* [What is required]
Take the data below and filter it for lines containing the word "time"; show each line found.

──────────

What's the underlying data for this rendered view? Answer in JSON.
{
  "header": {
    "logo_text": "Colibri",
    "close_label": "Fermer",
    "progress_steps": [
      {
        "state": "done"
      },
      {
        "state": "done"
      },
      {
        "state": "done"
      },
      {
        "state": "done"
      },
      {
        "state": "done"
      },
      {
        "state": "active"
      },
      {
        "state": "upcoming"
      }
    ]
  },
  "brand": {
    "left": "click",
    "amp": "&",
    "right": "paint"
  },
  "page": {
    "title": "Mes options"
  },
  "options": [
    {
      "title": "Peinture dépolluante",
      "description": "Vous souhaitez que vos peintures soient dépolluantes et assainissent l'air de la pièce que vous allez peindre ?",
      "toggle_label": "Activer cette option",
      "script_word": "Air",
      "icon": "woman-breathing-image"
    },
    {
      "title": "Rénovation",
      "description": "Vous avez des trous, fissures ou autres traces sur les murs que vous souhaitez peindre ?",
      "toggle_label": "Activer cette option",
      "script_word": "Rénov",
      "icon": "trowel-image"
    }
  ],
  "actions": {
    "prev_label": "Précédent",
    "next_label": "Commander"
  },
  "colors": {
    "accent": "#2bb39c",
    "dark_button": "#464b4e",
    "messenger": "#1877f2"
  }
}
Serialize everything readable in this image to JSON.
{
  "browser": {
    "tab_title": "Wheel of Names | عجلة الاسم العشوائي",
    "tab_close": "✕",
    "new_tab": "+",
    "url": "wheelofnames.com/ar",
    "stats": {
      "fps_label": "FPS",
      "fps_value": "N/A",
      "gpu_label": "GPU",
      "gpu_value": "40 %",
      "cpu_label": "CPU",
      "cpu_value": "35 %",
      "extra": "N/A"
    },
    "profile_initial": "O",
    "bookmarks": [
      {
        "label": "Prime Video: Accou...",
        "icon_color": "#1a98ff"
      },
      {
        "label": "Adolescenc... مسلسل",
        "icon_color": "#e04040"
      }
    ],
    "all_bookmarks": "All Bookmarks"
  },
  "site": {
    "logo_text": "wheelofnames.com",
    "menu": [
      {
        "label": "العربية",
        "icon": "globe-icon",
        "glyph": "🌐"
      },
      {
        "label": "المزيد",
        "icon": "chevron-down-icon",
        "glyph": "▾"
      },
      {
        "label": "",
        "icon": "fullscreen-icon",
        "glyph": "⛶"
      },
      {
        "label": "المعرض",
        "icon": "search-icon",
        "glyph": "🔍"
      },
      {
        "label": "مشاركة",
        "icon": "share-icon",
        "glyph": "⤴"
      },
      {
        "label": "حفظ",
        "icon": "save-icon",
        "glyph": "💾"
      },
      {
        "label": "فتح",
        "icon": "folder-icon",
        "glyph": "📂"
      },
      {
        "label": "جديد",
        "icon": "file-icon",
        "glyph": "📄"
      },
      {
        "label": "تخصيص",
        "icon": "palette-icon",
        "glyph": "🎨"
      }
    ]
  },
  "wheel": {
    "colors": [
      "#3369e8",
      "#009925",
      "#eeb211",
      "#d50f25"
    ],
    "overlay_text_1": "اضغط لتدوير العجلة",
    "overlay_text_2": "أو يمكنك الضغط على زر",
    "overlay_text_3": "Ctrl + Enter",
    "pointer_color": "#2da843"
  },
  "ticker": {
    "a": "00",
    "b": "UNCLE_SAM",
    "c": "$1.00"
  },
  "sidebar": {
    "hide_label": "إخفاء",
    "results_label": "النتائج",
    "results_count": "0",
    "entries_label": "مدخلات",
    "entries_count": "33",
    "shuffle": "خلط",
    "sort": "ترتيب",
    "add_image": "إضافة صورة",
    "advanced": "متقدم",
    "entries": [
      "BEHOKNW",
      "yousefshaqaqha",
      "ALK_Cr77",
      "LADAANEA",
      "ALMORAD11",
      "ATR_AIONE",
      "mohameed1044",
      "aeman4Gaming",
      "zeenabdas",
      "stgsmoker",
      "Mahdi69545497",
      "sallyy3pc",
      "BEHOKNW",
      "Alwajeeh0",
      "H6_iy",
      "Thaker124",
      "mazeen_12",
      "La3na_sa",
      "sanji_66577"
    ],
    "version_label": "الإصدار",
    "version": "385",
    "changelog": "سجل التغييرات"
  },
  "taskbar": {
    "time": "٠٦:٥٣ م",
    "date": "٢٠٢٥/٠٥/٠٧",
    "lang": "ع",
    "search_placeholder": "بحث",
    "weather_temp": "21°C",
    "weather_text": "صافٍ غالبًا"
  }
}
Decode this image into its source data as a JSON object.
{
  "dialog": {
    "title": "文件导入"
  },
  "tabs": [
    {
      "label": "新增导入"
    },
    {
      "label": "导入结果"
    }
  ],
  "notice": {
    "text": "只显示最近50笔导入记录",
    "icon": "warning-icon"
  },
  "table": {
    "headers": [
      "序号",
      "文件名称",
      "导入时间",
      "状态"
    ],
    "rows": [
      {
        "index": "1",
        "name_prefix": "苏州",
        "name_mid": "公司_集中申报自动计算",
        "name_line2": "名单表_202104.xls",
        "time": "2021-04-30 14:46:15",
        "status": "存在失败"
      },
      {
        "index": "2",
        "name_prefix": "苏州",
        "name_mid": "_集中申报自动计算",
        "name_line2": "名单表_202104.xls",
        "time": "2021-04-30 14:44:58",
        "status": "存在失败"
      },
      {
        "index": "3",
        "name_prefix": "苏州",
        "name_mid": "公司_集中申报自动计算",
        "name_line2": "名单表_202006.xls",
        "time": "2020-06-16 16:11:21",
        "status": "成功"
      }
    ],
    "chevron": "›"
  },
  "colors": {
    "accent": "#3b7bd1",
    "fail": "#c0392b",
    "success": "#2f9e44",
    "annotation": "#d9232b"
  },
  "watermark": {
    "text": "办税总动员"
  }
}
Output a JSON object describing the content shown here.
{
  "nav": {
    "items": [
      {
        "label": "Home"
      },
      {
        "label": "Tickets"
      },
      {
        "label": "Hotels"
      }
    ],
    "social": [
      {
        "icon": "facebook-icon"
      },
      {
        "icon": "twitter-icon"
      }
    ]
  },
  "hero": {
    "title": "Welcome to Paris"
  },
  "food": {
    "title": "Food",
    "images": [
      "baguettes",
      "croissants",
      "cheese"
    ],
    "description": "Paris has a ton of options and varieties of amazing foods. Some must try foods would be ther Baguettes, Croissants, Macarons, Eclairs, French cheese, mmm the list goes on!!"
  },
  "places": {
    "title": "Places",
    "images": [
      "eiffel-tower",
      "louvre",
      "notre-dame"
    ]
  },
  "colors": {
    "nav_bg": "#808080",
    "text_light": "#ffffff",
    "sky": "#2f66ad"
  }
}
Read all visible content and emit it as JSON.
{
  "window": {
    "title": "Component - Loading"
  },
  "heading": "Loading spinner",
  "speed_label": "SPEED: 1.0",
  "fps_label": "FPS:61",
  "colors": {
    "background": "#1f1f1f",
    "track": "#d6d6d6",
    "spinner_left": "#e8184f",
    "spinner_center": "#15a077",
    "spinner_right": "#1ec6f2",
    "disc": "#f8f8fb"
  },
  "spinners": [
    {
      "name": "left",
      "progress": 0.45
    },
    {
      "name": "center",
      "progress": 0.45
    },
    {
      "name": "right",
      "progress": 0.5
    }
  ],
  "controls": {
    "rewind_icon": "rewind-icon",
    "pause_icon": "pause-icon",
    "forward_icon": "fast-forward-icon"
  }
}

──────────

* [Response for this exercise]
    "time": "٠٦:٥٣ م",
        "time": "2021-04-30 14:46:15",
        "time": "2021-04-30 14:44:58",
        "time": "2020-06-16 16:11:21",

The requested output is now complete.